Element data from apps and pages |
== == ==

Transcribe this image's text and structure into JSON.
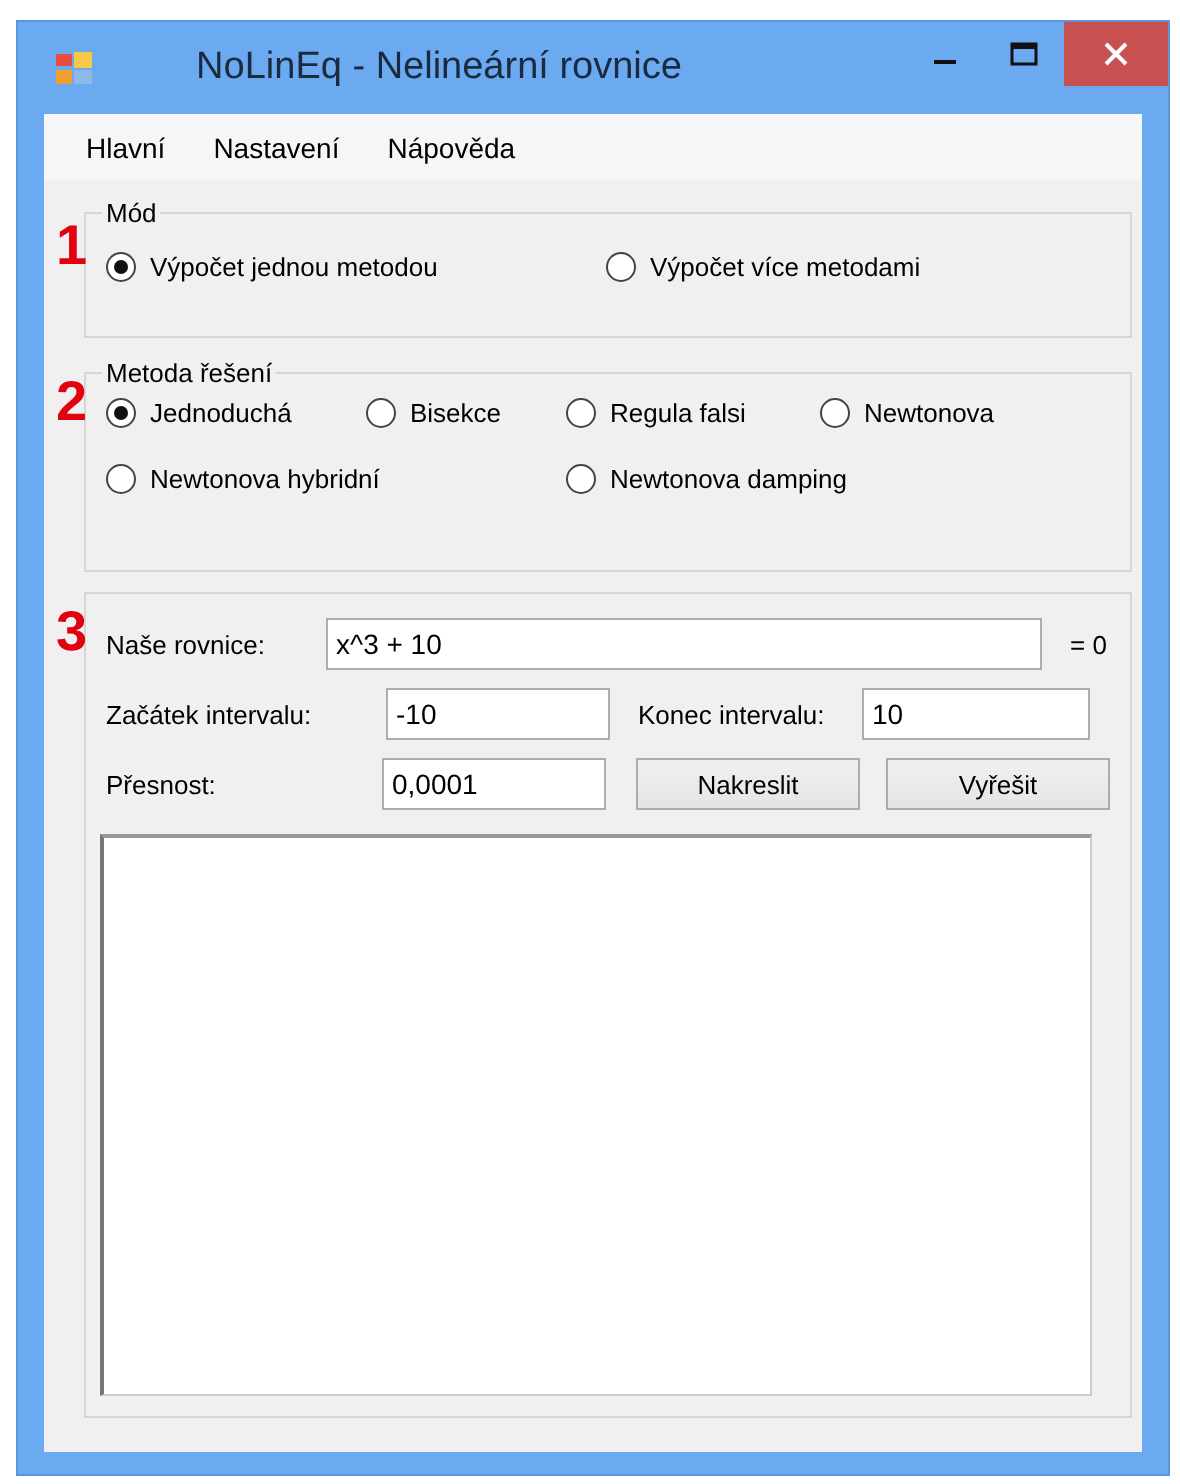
{
  "window": {
    "title": "NoLinEq - Nelineární rovnice"
  },
  "menu": [
    "Hlavní",
    "Nastavení",
    "Nápověda"
  ],
  "mode_group": {
    "marker": "1",
    "title": "Mód",
    "options": [
      {
        "label": "Výpočet jednou metodou",
        "selected": true
      },
      {
        "label": "Výpočet více metodami",
        "selected": false
      }
    ]
  },
  "method_group": {
    "marker": "2",
    "title": "Metoda řešení",
    "options": [
      {
        "label": "Jednoduchá",
        "selected": true
      },
      {
        "label": "Bisekce",
        "selected": false
      },
      {
        "label": "Regula falsi",
        "selected": false
      },
      {
        "label": "Newtonova",
        "selected": false
      },
      {
        "label": "Newtonova hybridní",
        "selected": false
      },
      {
        "label": "Newtonova damping",
        "selected": false
      }
    ]
  },
  "equation_group": {
    "marker": "3",
    "equation": {
      "label": "Naše rovnice:",
      "value": "x^3 + 10",
      "suffix": "= 0"
    },
    "interval_start": {
      "label": "Začátek intervalu:",
      "value": "-10"
    },
    "interval_end": {
      "label": "Konec intervalu:",
      "value": "10"
    },
    "precision": {
      "label": "Přesnost:",
      "value": "0,0001"
    },
    "buttons": [
      "Nakreslit",
      "Vyřešit"
    ]
  }
}
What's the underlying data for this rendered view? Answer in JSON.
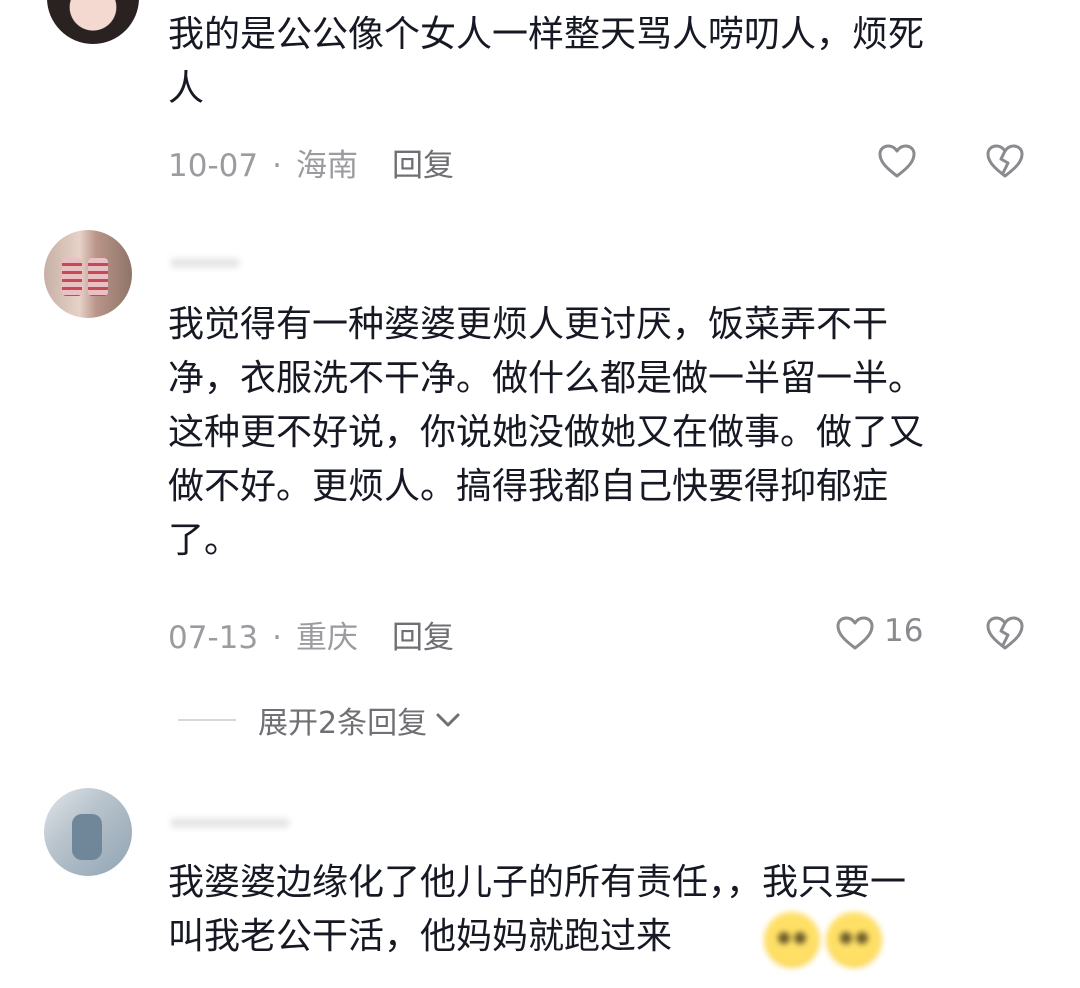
{
  "comments": [
    {
      "lines": [
        "我的是公公像个女人一样整天骂人唠叨人，烦死",
        "人"
      ],
      "date": "10-07",
      "location": "海南",
      "reply_label": "回复",
      "like_count": ""
    },
    {
      "lines": [
        "我觉得有一种婆婆更烦人更讨厌，饭菜弄不干",
        "净，衣服洗不干净。做什么都是做一半留一半。",
        "这种更不好说，你说她没做她又在做事。做了又",
        "做不好。更烦人。搞得我都自己快要得抑郁症",
        "了。"
      ],
      "date": "07-13",
      "location": "重庆",
      "reply_label": "回复",
      "like_count": "16",
      "expand_label": "展开2条回复"
    },
    {
      "lines": [
        "我婆婆边缘化了他儿子的所有责任，，我只要一",
        "叫我老公干活，他妈妈就跑过来"
      ]
    }
  ],
  "meta_separator": "·",
  "icons": [
    "heart-outline-icon",
    "broken-heart-icon",
    "chevron-down-icon"
  ],
  "colors": {
    "text": "#161823",
    "meta": "#9b9ba0",
    "icon": "#8a8a8f"
  }
}
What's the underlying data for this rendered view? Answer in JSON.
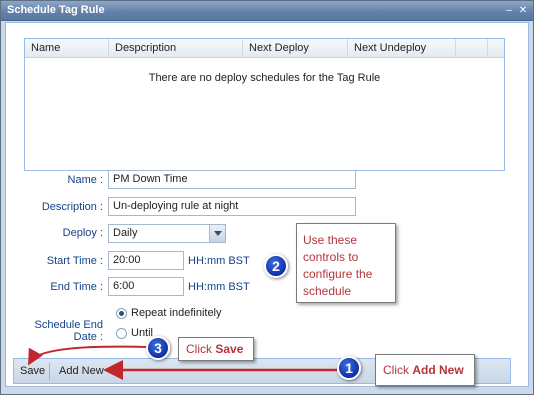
{
  "window": {
    "title": "Schedule Tag Rule",
    "min_icon": "minimize-icon",
    "close_icon": "close-icon"
  },
  "grid": {
    "columns": [
      "Name",
      "Despcription",
      "Next Deploy",
      "Next Undeploy"
    ],
    "empty_text": "There are no deploy schedules for the Tag Rule"
  },
  "form": {
    "name_label": "Name :",
    "name_value": "PM Down Time",
    "description_label": "Description :",
    "description_value": "Un-deploying rule at night",
    "deploy_label": "Deploy :",
    "deploy_value": "Daily",
    "start_label": "Start Time :",
    "start_value": "20:00",
    "end_label": "End Time :",
    "end_value": "6:00",
    "time_hint": "HH:mm BST",
    "end_date_label": "Schedule End Date :",
    "repeat_label": "Repeat indefinitely",
    "until_label": "Until"
  },
  "toolbar": {
    "save_label": "Save",
    "add_new_label": "Add New"
  },
  "annotations": {
    "controls_note": "Use these controls to configure the schedule",
    "badge_1": "1",
    "badge_2": "2",
    "badge_3": "3",
    "click_prefix": "Click",
    "save_word": "Save",
    "add_new_word": "Add New"
  },
  "colors": {
    "callout_text": "#b5343b",
    "arrow": "#c0282e",
    "badge": "#1a3fb5"
  }
}
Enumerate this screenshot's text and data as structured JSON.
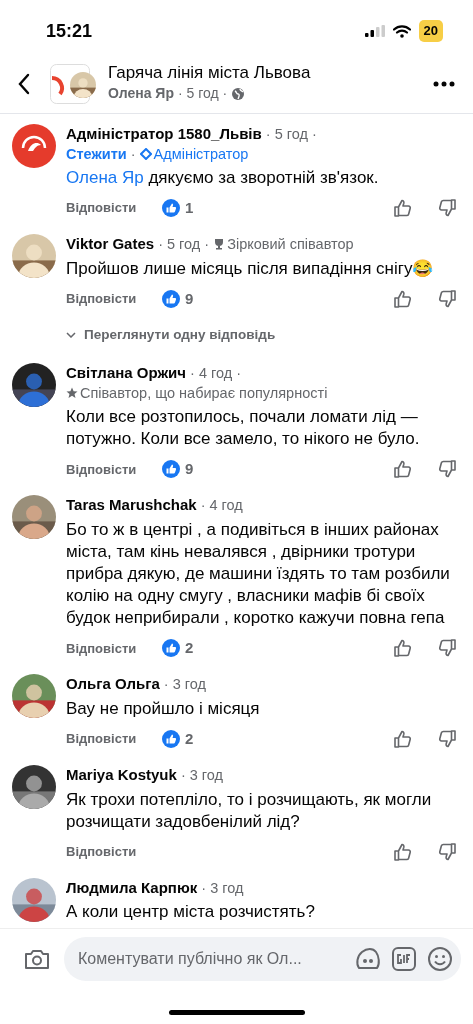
{
  "status_bar": {
    "time": "15:21",
    "battery": "20"
  },
  "header": {
    "title": "Гаряча лінія міста Львова",
    "author": "Олена Яр",
    "time": "· 5 год ·"
  },
  "comments": [
    {
      "avatar": {
        "kind": "logo"
      },
      "name": "Адміністратор 1580_Львів",
      "time": "· 5 год ·",
      "follow": "Стежити",
      "separator": "·",
      "role": {
        "kind": "admin",
        "label": "Адміністратор"
      },
      "mention": "Олена Яр",
      "text": "дякуємо за зворотній зв'язок.",
      "reply": "Відповісти",
      "likes": "1"
    },
    {
      "name": "Viktor Gates",
      "time": "· 5 год ·",
      "role": {
        "kind": "top_fan",
        "label": "Зірковий співавтор"
      },
      "text": "Пройшов лише місяць після випадіння снігу😂",
      "reply": "Відповісти",
      "likes": "9",
      "view_replies": "Переглянути одну відповідь"
    },
    {
      "name": "Світлана Оржич",
      "time": "· 4 год ·",
      "role": {
        "kind": "rising",
        "label": "Співавтор, що набирає популярності"
      },
      "text": "Коли все розтопилось, почали ломати лід — потужно. Коли все замело, то нікого не було.",
      "reply": "Відповісти",
      "likes": "9"
    },
    {
      "name": "Taras Marushchak",
      "time": "· 4 год",
      "text": "Бо то ж в центрі , а подивіться в інших районах міста, там кінь невалявся , двірники тротури прибра дякую, де машини їздять то там розбили колію на одну смугу , власники мафів бі своїх будок неприбирали , коротко кажучи повна гепа",
      "reply": "Відповісти",
      "likes": "2"
    },
    {
      "name": "Ольга Ольга",
      "time": "· 3 год",
      "text": "Вау не пройшло і місяця",
      "reply": "Відповісти",
      "likes": "2"
    },
    {
      "name": "Mariya Kostyuk",
      "time": "· 3 год",
      "text": "Як трохи потепліло, то і розчищають, як могли розчищати задовбенілий лід?",
      "reply": "Відповісти"
    },
    {
      "name": "Людмила Карпюк",
      "time": "· 3 год",
      "text": "А коли центр міста розчистять?"
    }
  ],
  "composer": {
    "placeholder": "Коментувати публічно як Ол..."
  }
}
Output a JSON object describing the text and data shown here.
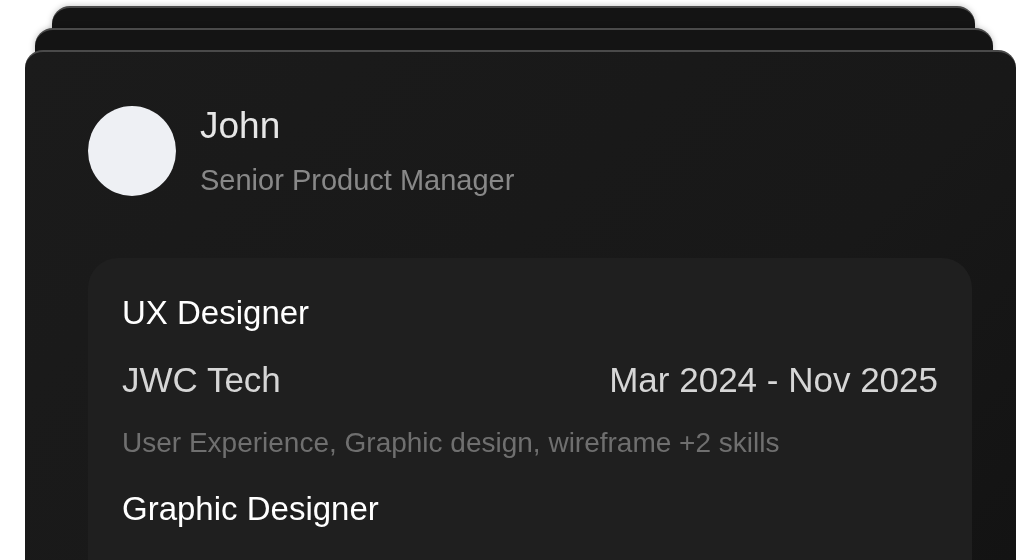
{
  "profile": {
    "name": "John",
    "title": "Senior Product Manager"
  },
  "experiences": [
    {
      "role": "UX Designer",
      "company": "JWC Tech",
      "dates": "Mar 2024 - Nov 2025",
      "skills": "User Experience, Graphic design, wireframe +2 skills"
    },
    {
      "role": "Graphic Designer"
    }
  ]
}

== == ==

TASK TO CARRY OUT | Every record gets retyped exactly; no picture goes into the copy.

ANSWER BELOW |
Transcribe this image's text and structure into JSON.
{
  "window": {
    "title": "NoLinEq - Nelineární rovnice"
  },
  "menu": [
    "Hlavní",
    "Nastavení",
    "Nápověda"
  ],
  "mode_group": {
    "marker": "1",
    "title": "Mód",
    "options": [
      {
        "label": "Výpočet jednou metodou",
        "selected": true
      },
      {
        "label": "Výpočet více metodami",
        "selected": false
      }
    ]
  },
  "method_group": {
    "marker": "2",
    "title": "Metoda řešení",
    "options": [
      {
        "label": "Jednoduchá",
        "selected": true
      },
      {
        "label": "Bisekce",
        "selected": false
      },
      {
        "label": "Regula falsi",
        "selected": false
      },
      {
        "label": "Newtonova",
        "selected": false
      },
      {
        "label": "Newtonova hybridní",
        "selected": false
      },
      {
        "label": "Newtonova damping",
        "selected": false
      }
    ]
  },
  "equation_group": {
    "marker": "3",
    "equation": {
      "label": "Naše rovnice:",
      "value": "x^3 + 10",
      "suffix": "= 0"
    },
    "interval_start": {
      "label": "Začátek intervalu:",
      "value": "-10"
    },
    "interval_end": {
      "label": "Konec intervalu:",
      "value": "10"
    },
    "precision": {
      "label": "Přesnost:",
      "value": "0,0001"
    },
    "buttons": [
      "Nakreslit",
      "Vyřešit"
    ]
  }
}
What's the underlying data for this rendered view? Answer in JSON.
{
  "comments": [
    {
      "lines": [
        "我的是公公像个女人一样整天骂人唠叨人，烦死",
        "人"
      ],
      "date": "10-07",
      "location": "海南",
      "reply_label": "回复",
      "like_count": ""
    },
    {
      "lines": [
        "我觉得有一种婆婆更烦人更讨厌，饭菜弄不干",
        "净，衣服洗不干净。做什么都是做一半留一半。",
        "这种更不好说，你说她没做她又在做事。做了又",
        "做不好。更烦人。搞得我都自己快要得抑郁症",
        "了。"
      ],
      "date": "07-13",
      "location": "重庆",
      "reply_label": "回复",
      "like_count": "16",
      "expand_label": "展开2条回复"
    },
    {
      "lines": [
        "我婆婆边缘化了他儿子的所有责任，，我只要一",
        "叫我老公干活，他妈妈就跑过来"
      ]
    }
  ],
  "meta_separator": "·",
  "icons": [
    "heart-outline-icon",
    "broken-heart-icon",
    "chevron-down-icon"
  ],
  "colors": {
    "text": "#161823",
    "meta": "#9b9ba0",
    "icon": "#8a8a8f"
  }
}
What's the underlying data for this rendered view? Answer in JSON.
{
  "window": {
    "title": "Schedule Tag Rule",
    "min_icon": "minimize-icon",
    "close_icon": "close-icon"
  },
  "grid": {
    "columns": [
      "Name",
      "Despcription",
      "Next Deploy",
      "Next Undeploy"
    ],
    "empty_text": "There are no deploy schedules for the Tag Rule"
  },
  "form": {
    "name_label": "Name :",
    "name_value": "PM Down Time",
    "description_label": "Description :",
    "description_value": "Un-deploying rule at night",
    "deploy_label": "Deploy :",
    "deploy_value": "Daily",
    "start_label": "Start Time :",
    "start_value": "20:00",
    "end_label": "End Time :",
    "end_value": "6:00",
    "time_hint": "HH:mm BST",
    "end_date_label": "Schedule End Date :",
    "repeat_label": "Repeat indefinitely",
    "until_label": "Until"
  },
  "toolbar": {
    "save_label": "Save",
    "add_new_label": "Add New"
  },
  "annotations": {
    "controls_note": "Use these controls to configure the schedule",
    "badge_1": "1",
    "badge_2": "2",
    "badge_3": "3",
    "click_prefix": "Click",
    "save_word": "Save",
    "add_new_word": "Add New"
  },
  "colors": {
    "callout_text": "#b5343b",
    "arrow": "#c0282e",
    "badge": "#1a3fb5"
  }
}
Enumerate this screenshot's text and data as structured JSON.
{
  "status_bar": {
    "time": "15:21",
    "battery": "20"
  },
  "header": {
    "title": "Гаряча лінія міста Львова",
    "author": "Олена Яр",
    "time": "· 5 год ·"
  },
  "comments": [
    {
      "avatar": {
        "kind": "logo"
      },
      "name": "Адміністратор 1580_Львів",
      "time": "· 5 год ·",
      "follow": "Стежити",
      "separator": "·",
      "role": {
        "kind": "admin",
        "label": "Адміністратор"
      },
      "mention": "Олена Яр",
      "text": "дякуємо за зворотній зв'язок.",
      "reply": "Відповісти",
      "likes": "1"
    },
    {
      "name": "Viktor Gates",
      "time": "· 5 год ·",
      "role": {
        "kind": "top_fan",
        "label": "Зірковий співавтор"
      },
      "text": "Пройшов лише місяць після випадіння снігу😂",
      "reply": "Відповісти",
      "likes": "9",
      "view_replies": "Переглянути одну відповідь"
    },
    {
      "name": "Світлана Оржич",
      "time": "· 4 год ·",
      "role": {
        "kind": "rising",
        "label": "Співавтор, що набирає популярності"
      },
      "text": "Коли все розтопилось, почали ломати лід — потужно. Коли все замело, то нікого не було.",
      "reply": "Відповісти",
      "likes": "9"
    },
    {
      "name": "Taras Marushchak",
      "time": "· 4 год",
      "text": "Бо то ж в центрі , а подивіться в інших районах міста, там кінь невалявся , двірники тротури прибра дякую, де машини їздять то там розбили колію на одну смугу , власники мафів бі своїх будок неприбирали , коротко кажучи повна гепа",
      "reply": "Відповісти",
      "likes": "2"
    },
    {
      "name": "Ольга Ольга",
      "time": "· 3 год",
      "text": "Вау не пройшло і місяця",
      "reply": "Відповісти",
      "likes": "2"
    },
    {
      "name": "Mariya Kostyuk",
      "time": "· 3 год",
      "text": "Як трохи потепліло, то і розчищають, як могли розчищати задовбенілий лід?",
      "reply": "Відповісти"
    },
    {
      "name": "Людмила Карпюк",
      "time": "· 3 год",
      "text": "А коли центр міста розчистять?"
    }
  ],
  "composer": {
    "placeholder": "Коментувати публічно як Ол..."
  }
}
Output a JSON object describing the text and data shown here.
{
  "profile": {
    "name": "John",
    "title": "Senior Product Manager"
  },
  "experiences": [
    {
      "role": "UX Designer",
      "company": "JWC Tech",
      "dates": "Mar 2024 - Nov 2025",
      "skills": "User Experience, Graphic design, wireframe +2 skills"
    },
    {
      "role": "Graphic Designer"
    }
  ]
}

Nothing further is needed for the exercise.